BLOG: The year that’s been and the year to come – what next for savers?
We’ve seen the tragic war in Ukraine; a surge in energy prices; a rapidly rising Bank of England base rate, taking us to levels not seen since the height of the 2008/09 financial crisis; and worsening cost-of-living issues impacting the entire country with inflation now in double digits.
Anyone predicting all that coming to pass 12 months ago would have needed a very big crystal ball indeed.
Inevitably these events have had a direct or indirect impact on the savings market. Most obviously, rising interest rates are nominally good news for savers and we have seen pay rates steadily rising across the year.
This time last year, typical leading Easy Access rates were well below 1% compared with around 2.5% now. Similarly, in the popular 1 Year Fixed Rate category, rates have increased from around 1.4% to 4.5% or so.
While welcome, these rates remain below the rate of inflation – currently running at 10.7% – meaning the real rate of return is negative.
Competition among providers remained intense with new rates often being withdrawn within days of being launched. The best rates have invariably been offered by the smaller, ‘challenger’ banks such as Aldermore.
In contrast, the larger more established providers have been slower to react ,meaning the gap in market rates has increased; and this is expected to continue as rates rise further in the coming months.
The message to savers is clear: review your current rate and consider shopping around for a better rate.
Searching for better rates is quick and simple via online comparison websites. And with online account opening and faster payments, you could be earning a better rate on your hard-earned money on the same day that you apply. So why not find an hour on Boxing Day to take a look or make it an early New Year’s resolution?
Where are savers stashing their cash?
Looking at the data for the entire market over the last year, the overall market has grown by 3% to reach an eye-watering £1.46trn.
In terms of product type, the most popular categories are Fixed Rates and Easy Access. The former reflects a steep rise in pay rates; the latter probably reflects customers prioritising access in uncertain times.
The main casualty was ISAs, which contracted by 1.7% – reflecting generally lower pay rates than non-ISAs and the ongoing impact of the Personal Savings Allowance, which shields most savers from tax on their interest earnings.
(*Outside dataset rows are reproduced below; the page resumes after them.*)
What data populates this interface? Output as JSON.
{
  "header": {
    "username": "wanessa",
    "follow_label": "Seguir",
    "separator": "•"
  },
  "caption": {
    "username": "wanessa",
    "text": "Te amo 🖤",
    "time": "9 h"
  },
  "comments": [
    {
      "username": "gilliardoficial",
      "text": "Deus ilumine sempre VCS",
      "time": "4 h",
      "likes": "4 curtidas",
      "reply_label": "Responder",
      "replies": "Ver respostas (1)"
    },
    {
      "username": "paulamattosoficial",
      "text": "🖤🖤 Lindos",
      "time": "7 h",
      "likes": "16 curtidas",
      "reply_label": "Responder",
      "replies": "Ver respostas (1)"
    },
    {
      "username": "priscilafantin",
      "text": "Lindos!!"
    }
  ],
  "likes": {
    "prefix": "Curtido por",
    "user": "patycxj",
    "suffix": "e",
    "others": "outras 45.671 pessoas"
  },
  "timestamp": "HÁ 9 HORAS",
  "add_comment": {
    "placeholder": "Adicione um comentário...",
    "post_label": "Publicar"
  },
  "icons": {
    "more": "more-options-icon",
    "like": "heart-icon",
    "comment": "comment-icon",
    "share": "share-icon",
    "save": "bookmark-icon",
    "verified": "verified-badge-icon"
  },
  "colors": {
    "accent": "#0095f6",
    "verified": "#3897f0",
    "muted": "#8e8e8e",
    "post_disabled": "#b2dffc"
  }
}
Aldermore’s annual ‘Savings Tracker’ survey which monitor the attitudes and behaviours of savers in the UK revealed that this time last year, nearly half of people cited the rising cost of living as their top financial worry amid record levels of inflation and energy price hikes.
Further, a third hadn’t made any plans to mitigate the rise in living costs. On a brighter note, for those able to work from home, the survey revealed that savings of nearly £3,000 were being achieved over a six month period through lower commuting costs and eating out.
Whatever your circumstances, it’s always a good idea to draw up a budget, consider cutting out unnecessary expenditure – do you really need that takeaway? – and putting aside any surplus cash into a savings account.
Getting into good financial habits can really make a difference to your financial position and resilience.
Looking ahead into 2023, what lies in store?
Firstly, interest rates are set to rise further with experts forecasting the Bank of England base rate to exceed 4% in the first few months of the year. Healthy competition means that savings rates inevitably increase across all product types – Easy Access, Fixed Rates, ISAs etc.
2023 will also see the introduction of new consumer protection regulation from the Financial Conduct Authority.
‘Consumer Duty’ rules will require financial services firms to deliver good outcomes for customers. This raises the bar for banks and building societies to think and do better, and it will be interesting to see how this plays out.
My view is that the ‘challenger banks’ are well placed to embrace this new regulation. Many will already meet the new standards because they have built their business on ‘doing the right thing’ and have fewer ‘legacy’ issues than established providers.
I expect to see providers rationalise and simplify their product range, review their communications to make sure they are not misleading, and invest more to improve customer service. This is all good news for savers, particularly against the backdrop of more challenging economic circumstances.
Aldermore is supportive of the previously proposed Single Easy Access Rate. Regrettably, this was shelved during the Covid crisis, but we remain of the view this is a progressive piece of regulation that is pro consumer, pro switching and pro competition.
While I don’t expect this initiative to re-appear in 2023, there’s nothing stopping savers from reviewing their existing rate and comparing deals in the market. Do you know the rate you’re getting now? If not, make sure to check and see if you can improve it as we move into the New Year.
It’s been a very dynamic last 12 months on a range of fronts. But for savers, a rising rate environment is always welcome and many of us will be enjoying returns on our money not seen for years.
The market for savings is very competitive and along with new regulation, the outlook is a positive one, particularly with inflation set to come down next year.
If 2022 was the year you left your hard-earned cash languishing in a low-rate account, make 2023 the year you seek a better return. After all, it’s your money, not the bank’s.
Ewan Edwards is director of savings at Aldermore